by Alex Pareene
Paloma Esquivel and Sandra Poindexter of the L.A. Times report that America’s idiot rich are bringing back measles and whooping cough, thanks to the widespread popularity of stupid conspiracy theories about the supposed dangers of vaccines, and California’s lax “personal belief” exemptions from vaccine requirements for school children. Hundreds of California schools now have vaccine exemption rates of higher than 8 percent, the level at which “herd immunity” from infectious diseases breaks down.
As Michael Hiltzik emphasizes, the rise in exemptions from vaccine requirements is driven almost entirely by wealthy parents:

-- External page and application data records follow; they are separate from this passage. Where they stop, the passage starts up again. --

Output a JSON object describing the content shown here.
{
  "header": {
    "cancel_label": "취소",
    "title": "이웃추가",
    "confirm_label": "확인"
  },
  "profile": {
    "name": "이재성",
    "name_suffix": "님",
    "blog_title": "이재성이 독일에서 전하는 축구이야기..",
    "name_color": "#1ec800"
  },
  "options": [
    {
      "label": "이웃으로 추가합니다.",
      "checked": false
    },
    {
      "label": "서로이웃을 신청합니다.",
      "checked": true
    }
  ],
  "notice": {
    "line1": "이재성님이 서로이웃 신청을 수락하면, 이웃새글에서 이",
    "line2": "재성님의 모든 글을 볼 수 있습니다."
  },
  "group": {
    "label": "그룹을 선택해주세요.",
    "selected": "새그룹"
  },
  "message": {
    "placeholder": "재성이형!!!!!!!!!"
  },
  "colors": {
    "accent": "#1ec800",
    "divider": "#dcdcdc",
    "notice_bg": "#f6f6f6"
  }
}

A Times analysis of the state figures found that the growth in personal-belief exemptions was particularly prevalent at private schools: Nearly 1 in 4 of those kindergartens reported at least 8% of their students were exempt from at least one vaccine last fall because of personal belief. In 2007, that figure was just 1 in 10. The rate for public school kindergartners last fall also more than doubled to 11% from 5% in 2007.
In Los Angeles County, the rise in personal belief exemptions is most prominent in wealthy coastal and mountain communities, The Times analysis shows. The more than 150 schools with exemption rates of 8% or higher for at least one vaccine were located in census tracts where the incomes averaged $94,500 — nearly 60% higher than the county median.

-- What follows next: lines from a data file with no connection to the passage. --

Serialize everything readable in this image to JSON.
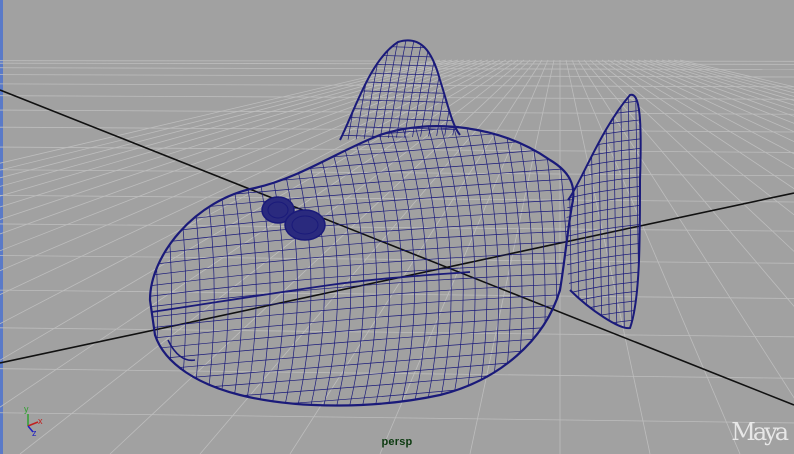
{
  "viewport": {
    "camera_label": "persp",
    "logo_text": "Maya",
    "background_color": "#a1a1a1",
    "wireframe_color": "#1a1a7a",
    "grid_color": "#bdbdbd",
    "axis_line_color": "#111111"
  },
  "axis_gizmo": {
    "y_label": "y",
    "x_label": "x",
    "z_label": "z",
    "y_color": "#2fa02f",
    "x_color": "#c02020",
    "z_color": "#2020c0"
  },
  "scene_object": {
    "name": "fish-mesh",
    "icon": "fish-wireframe"
  }
}
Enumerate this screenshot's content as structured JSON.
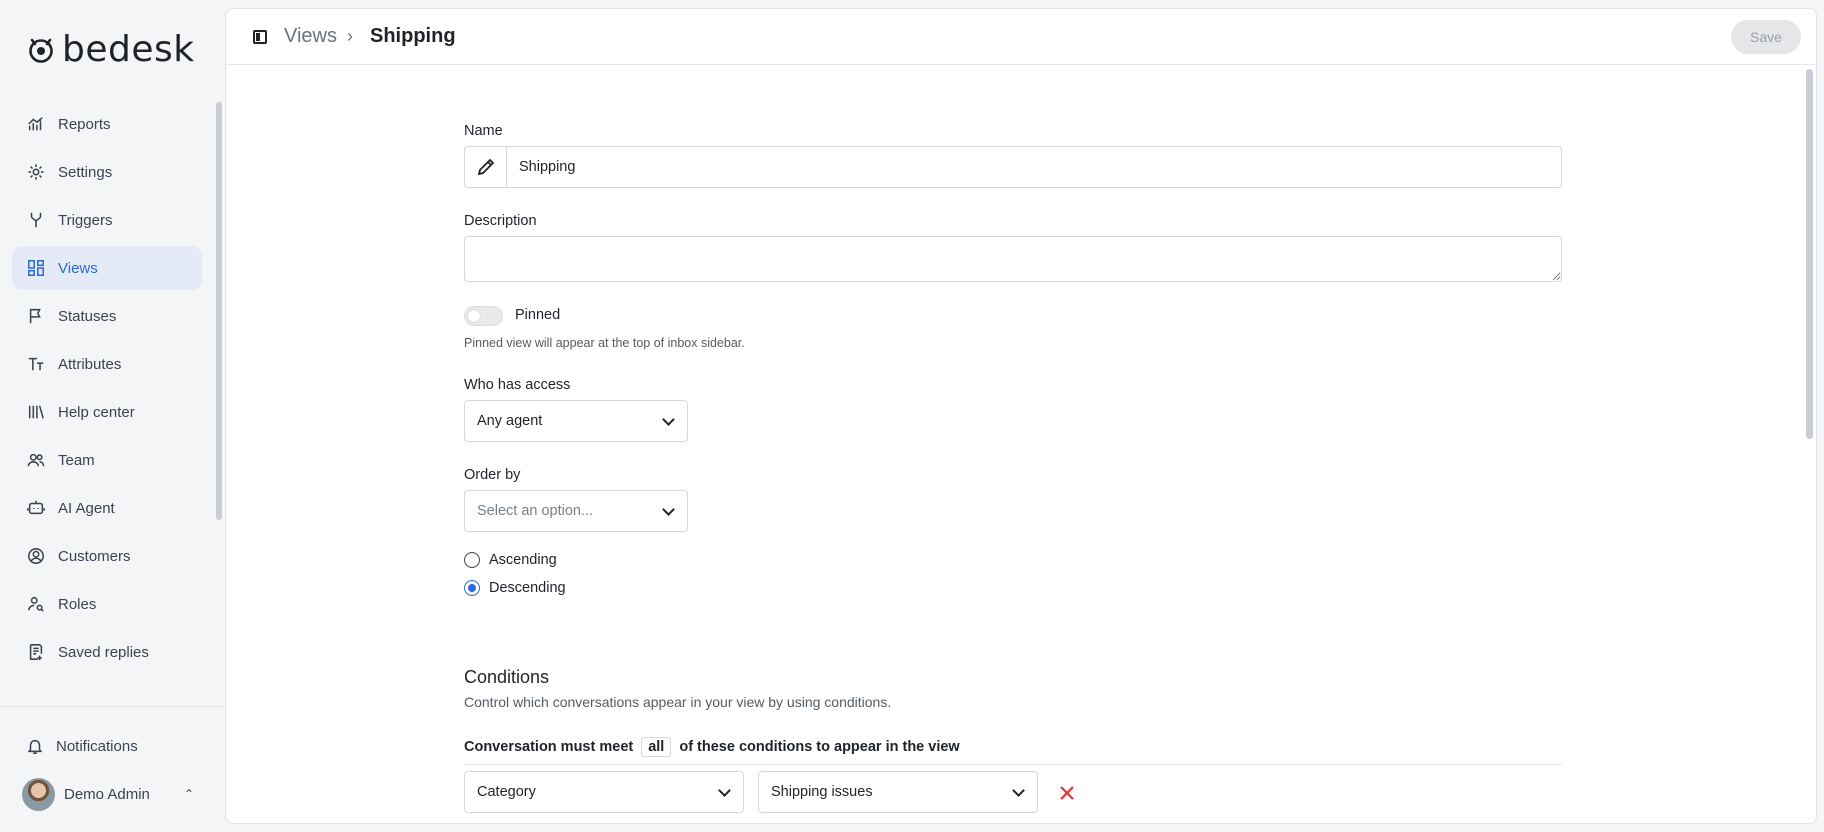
{
  "brand": {
    "name": "bedesk"
  },
  "sidebar": {
    "items": [
      {
        "label": "Reports",
        "icon": "chart-icon"
      },
      {
        "label": "Settings",
        "icon": "gear-icon"
      },
      {
        "label": "Triggers",
        "icon": "branch-icon"
      },
      {
        "label": "Views",
        "icon": "grid-icon",
        "active": true
      },
      {
        "label": "Statuses",
        "icon": "flag-icon"
      },
      {
        "label": "Attributes",
        "icon": "text-size-icon"
      },
      {
        "label": "Help center",
        "icon": "library-icon"
      },
      {
        "label": "Team",
        "icon": "users-icon"
      },
      {
        "label": "AI Agent",
        "icon": "bot-icon"
      },
      {
        "label": "Customers",
        "icon": "user-circle-icon"
      },
      {
        "label": "Roles",
        "icon": "user-key-icon"
      },
      {
        "label": "Saved replies",
        "icon": "saved-reply-icon"
      }
    ],
    "notifications_label": "Notifications",
    "user_name": "Demo Admin"
  },
  "header": {
    "breadcrumb_parent": "Views",
    "breadcrumb_separator": "›",
    "breadcrumb_current": "Shipping",
    "save_label": "Save"
  },
  "form": {
    "name_label": "Name",
    "name_value": "Shipping",
    "description_label": "Description",
    "description_value": "",
    "pinned_label": "Pinned",
    "pinned_on": false,
    "pinned_help": "Pinned view will appear at the top of inbox sidebar.",
    "access_label": "Who has access",
    "access_value": "Any agent",
    "order_label": "Order by",
    "order_placeholder": "Select an option...",
    "ascending_label": "Ascending",
    "descending_label": "Descending",
    "order_direction": "Descending"
  },
  "conditions": {
    "title": "Conditions",
    "subtitle": "Control which conversations appear in your view by using conditions.",
    "rule_prefix": "Conversation must meet",
    "rule_match": "all",
    "rule_suffix": "of these conditions to appear in the view",
    "rows": [
      {
        "field": "Category",
        "value": "Shipping issues"
      }
    ]
  },
  "colors": {
    "accent": "#2a6bd6",
    "active_nav_bg": "#e4ebf7",
    "danger": "#e03131"
  }
}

When will rich Californian community leaders finally address their endemic culture of ignorance, instead of always blaming outside forces like “pharmaceutical companies” and “doctors” and “established medical science” for their problems? The vaccine panic, like 9/11 Trutherism, is a conspiracy theory with more appeal to the left than the right.
Its villain is not Big Government but Big Pharma. Jenny McCarthy, the most prominent voice of the anti-vaccine movement, had her dangerous nonsense amplified by the explicitly liberal media (specifically, Oprah Winfrey and the Huffington Post). For American liberalism, a political movement that regularly declares itself “pro-science,” this is more than a bit embarrassing. (See also: All crunchy rich liberal discussion of “toxins” and “non-celiac gluten sensitivity,” which probably doesn’t exist, or at least which is probably caused by something other than gluten.)
Of course, if the government were to get involved – say, by eliminating the “personal belief” exemption entirely (something that should happen, to be clear) – I’m sure the right would suddenly find common cause with the deluded liberals behind the anti-vaccine movement. Indeed, Michele Bachmann already flirted with anti-vaccine rhetoric during her 2011 run for the presidency. (Maybe this is the issue Republicans can use to finally close the gender gap!)
Not vaccinating your child puts other children at risk. If there’s one situation in which I’m entirely in favor of jack-booted nanny-state government shock troops telling people what they can and can’t do with their bodies, it’s this.